- [ASSIGNMENT]: Look for "title" in each line of the records, and copy the lines that have it.

═══ RECORDS SUPPLIED ═══

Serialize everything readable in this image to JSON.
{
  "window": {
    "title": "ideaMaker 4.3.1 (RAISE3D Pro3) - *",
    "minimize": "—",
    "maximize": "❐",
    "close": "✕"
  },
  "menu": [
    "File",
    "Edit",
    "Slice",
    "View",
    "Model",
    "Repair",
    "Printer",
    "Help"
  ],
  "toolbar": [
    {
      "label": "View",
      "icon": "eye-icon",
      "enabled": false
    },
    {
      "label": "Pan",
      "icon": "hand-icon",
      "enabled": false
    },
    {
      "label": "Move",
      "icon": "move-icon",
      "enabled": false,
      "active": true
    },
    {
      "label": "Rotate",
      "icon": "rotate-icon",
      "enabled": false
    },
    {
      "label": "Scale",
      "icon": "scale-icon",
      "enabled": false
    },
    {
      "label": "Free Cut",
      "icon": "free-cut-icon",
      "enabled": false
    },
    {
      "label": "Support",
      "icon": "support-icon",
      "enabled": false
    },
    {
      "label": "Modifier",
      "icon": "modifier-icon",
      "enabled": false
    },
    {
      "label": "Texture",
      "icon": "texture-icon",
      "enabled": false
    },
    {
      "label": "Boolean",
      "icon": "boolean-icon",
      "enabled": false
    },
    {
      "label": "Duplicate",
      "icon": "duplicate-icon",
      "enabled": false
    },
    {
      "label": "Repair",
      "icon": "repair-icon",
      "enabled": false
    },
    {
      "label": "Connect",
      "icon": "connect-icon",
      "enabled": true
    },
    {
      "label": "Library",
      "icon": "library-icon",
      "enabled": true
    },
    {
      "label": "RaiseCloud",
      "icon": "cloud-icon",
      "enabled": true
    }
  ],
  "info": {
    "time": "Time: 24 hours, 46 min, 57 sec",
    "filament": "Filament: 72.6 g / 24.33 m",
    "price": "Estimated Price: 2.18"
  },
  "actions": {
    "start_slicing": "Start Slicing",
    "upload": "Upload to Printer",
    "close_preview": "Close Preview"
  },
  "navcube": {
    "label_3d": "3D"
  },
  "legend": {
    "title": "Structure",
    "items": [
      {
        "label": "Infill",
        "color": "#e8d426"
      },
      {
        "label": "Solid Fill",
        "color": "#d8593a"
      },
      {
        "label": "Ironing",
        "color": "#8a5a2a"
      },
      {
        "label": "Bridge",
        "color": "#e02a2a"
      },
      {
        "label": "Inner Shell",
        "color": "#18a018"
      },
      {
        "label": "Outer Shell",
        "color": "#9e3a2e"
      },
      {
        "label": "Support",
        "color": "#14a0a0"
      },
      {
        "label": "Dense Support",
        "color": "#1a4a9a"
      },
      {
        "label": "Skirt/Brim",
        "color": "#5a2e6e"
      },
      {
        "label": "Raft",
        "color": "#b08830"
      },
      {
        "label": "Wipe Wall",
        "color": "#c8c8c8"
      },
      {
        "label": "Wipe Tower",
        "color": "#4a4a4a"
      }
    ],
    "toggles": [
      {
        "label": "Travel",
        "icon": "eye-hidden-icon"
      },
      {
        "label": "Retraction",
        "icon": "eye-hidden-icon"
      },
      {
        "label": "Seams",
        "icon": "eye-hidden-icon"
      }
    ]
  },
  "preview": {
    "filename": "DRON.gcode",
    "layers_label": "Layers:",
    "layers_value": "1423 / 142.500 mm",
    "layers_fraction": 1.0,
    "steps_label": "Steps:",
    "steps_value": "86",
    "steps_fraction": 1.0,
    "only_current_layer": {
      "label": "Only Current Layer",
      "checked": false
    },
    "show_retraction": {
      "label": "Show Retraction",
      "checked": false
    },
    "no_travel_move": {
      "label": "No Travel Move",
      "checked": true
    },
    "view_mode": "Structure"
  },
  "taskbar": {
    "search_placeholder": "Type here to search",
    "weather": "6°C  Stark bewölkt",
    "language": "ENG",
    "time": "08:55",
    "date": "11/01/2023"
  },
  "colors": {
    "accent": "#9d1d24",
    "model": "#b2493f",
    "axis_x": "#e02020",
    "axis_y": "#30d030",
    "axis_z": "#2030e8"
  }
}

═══

- [ANSWER TO THE PROBLEM]:
    "title": "ideaMaker 4.3.1 (RAISE3D Pro3) - *",
    "title": "Structure",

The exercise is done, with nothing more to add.